One of the major concerns expressed by many clients is the question of the effectiveness of psychotherapy in comparison with pharmacological treatments. Also of interest is whether one psychotherapeutic modality is more effective than another, for example; is Cognitive Behavioural Therapy (CBT) more effective than Psychodynamic Psychotherapy or Gestalt Psychotherapy? 

What is psychotherapy? 

Psychotherapy belongs to a school of healing practices that involve talking therapies to address psychological distress. Psychotherapy is an interpersonal treatment and is based upon psychological principles. Psychotherapy involves a trained therapist working with a client who may be experiencing a mental disorder, a problem, or complaint. The therapist adapts or individualises the therapy or therapies to meet the needs of the client’s disorder, problem, or complaint. Psychotherapy is delivered by professionals and paraprofessionals who include; psychiatrists, psychologists, psychotherapists, counsellors, social workers, relationship counsellors, and family counsellors.

To understand Psychotherapy, a brief history of its development is helpful. There are currently four main theoretical schools which offer different explanations, theories and techniques employed by therapists to assist clients. They are; psychoanalytic, behaviourism, humanistic, and postmodern therapies. The first force, Psychoanalytic therapy was, developed by Freud and neo-Freudians. This later evolved into psychodynamic psychotherapy, inter-personal psychotherapy, and object relationship theory. The second force, Behaviourism therapy; was developed by J. Watson and B. Skinner which evolved into Ellis’s Rational Emotive Therapy (RET), and Beck’s Cognitive Behavioural Therapy (CBT). Although many theorists suggests that there may not be a direct connection between Behaviourism, RET, and CBT, they are all placed into the same school and medical model. 

The third force, Humanistic therapy, developed out of the horrors of World War II. Humanistic therapy believes in the phenomenological perspective or understanding of the subjective experience of the client.

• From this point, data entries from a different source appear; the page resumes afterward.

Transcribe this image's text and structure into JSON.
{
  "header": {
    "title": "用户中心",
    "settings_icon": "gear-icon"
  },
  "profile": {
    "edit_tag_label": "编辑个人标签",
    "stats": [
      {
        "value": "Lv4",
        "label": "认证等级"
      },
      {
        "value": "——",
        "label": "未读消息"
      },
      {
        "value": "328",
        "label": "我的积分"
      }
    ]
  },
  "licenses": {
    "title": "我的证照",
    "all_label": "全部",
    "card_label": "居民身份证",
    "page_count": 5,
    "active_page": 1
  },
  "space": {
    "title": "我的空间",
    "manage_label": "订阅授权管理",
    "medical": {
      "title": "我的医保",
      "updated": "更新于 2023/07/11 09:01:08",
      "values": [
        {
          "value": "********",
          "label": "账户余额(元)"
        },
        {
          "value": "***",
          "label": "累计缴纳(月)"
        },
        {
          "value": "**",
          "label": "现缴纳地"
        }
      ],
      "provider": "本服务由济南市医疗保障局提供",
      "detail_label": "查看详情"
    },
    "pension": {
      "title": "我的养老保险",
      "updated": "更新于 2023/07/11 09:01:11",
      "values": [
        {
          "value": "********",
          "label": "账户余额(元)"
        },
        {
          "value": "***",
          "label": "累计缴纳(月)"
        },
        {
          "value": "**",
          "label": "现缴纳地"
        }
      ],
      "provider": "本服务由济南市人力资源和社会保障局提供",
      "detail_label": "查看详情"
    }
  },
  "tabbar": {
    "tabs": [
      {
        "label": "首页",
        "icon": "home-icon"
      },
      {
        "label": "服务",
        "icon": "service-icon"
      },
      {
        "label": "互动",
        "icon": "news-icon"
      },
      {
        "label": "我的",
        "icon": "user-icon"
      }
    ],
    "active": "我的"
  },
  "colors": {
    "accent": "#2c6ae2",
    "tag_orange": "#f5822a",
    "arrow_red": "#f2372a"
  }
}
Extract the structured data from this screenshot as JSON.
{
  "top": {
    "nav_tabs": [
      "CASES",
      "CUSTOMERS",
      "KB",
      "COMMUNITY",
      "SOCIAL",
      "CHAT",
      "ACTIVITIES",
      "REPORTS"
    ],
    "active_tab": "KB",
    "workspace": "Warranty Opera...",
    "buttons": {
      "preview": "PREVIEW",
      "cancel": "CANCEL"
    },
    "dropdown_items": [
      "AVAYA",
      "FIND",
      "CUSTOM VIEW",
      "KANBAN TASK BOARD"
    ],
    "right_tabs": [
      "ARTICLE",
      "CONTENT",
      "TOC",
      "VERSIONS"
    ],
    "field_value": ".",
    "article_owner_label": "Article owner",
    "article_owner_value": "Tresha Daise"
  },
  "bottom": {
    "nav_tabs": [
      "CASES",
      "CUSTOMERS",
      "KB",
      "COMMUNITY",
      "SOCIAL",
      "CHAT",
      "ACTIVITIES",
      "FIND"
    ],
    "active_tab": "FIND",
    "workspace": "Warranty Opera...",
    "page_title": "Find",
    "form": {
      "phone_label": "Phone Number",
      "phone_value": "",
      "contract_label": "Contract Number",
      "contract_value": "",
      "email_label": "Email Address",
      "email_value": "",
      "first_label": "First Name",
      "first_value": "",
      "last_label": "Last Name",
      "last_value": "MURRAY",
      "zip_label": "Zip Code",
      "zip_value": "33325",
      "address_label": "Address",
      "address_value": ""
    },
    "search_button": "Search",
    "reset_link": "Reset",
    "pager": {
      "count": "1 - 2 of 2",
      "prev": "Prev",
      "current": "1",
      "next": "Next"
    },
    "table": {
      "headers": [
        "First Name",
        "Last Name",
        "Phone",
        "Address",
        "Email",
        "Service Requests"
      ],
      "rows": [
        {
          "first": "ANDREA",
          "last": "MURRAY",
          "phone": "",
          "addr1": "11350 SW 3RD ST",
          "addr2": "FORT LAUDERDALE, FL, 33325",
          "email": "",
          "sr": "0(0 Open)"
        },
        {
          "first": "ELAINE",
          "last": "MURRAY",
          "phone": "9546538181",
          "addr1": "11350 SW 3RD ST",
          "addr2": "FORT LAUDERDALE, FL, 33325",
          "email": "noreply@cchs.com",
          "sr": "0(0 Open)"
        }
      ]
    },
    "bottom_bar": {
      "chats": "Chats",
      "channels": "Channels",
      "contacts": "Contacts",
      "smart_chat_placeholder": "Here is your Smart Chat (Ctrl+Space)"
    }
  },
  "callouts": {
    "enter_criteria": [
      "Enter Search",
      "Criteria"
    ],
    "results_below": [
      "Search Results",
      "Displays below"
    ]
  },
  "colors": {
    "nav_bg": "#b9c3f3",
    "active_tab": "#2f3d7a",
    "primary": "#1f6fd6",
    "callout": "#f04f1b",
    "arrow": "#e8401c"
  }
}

The main Humanistic theories developed were by C. Rogers Person Centred Therapy, F. Pearls Gestalt Therapy, and R. May’s Existential Therapy. The fourth force, post modern therapies, include, Narrative therapy, Solution-Focused therapy, and Collaborative Language Systems. There are currently over 500 different psychotherapy theories in practice. 

But is psychotherapy really effective? A meta-analysis was undertaken by M. Smith and Glass, (1977) reviewing available controlled research. When they compared psychotherapy treatment group outcomes with no-treatment group outcomes the research suggested those who received psychotherapy had superior outcomes to those not receiving any treatment by .80 standard deviation units. Although .80 does not sound impressive, it is in fact a remarkably high number. What .80 really means is that the average client receiving psychotherapy will be better off than 79 percent of those who do not receive treatment, (M. Smith and Glass, 1977). Although this figure was disputed by many theoretical schools further meta-analysis over the years has produced very similar results. 

A question still remains, which is the most effective psychotherapy? This question has also produced some surprising results. Behaviourists have always contested that CBT is the most effective therapy. The perception that it is the most effective therapy is partly due to its relationship to the medical model but also CBT researchers have highlighted that it is an evidenced based practice. The same meta-analysis by M. Smith and Glass (1977) suggested that there was a negligible difference between different psychotherapy’s efficacy. Except when CBT was employed there was minor increase in efficacy with clients experiencing depression. CBT was originally developed by Beck to assist clients who were experiencing depression.

The research also suggests that psychotherapy for many disorders is as effective as pharmacological treatments. But the effect of psychotherapy is longer lasting than medications. Psychotherapy aims to provide the client with coping skills to manage the world and their disorder.  

Christopher Swane - Depression And Anxiety - Wellington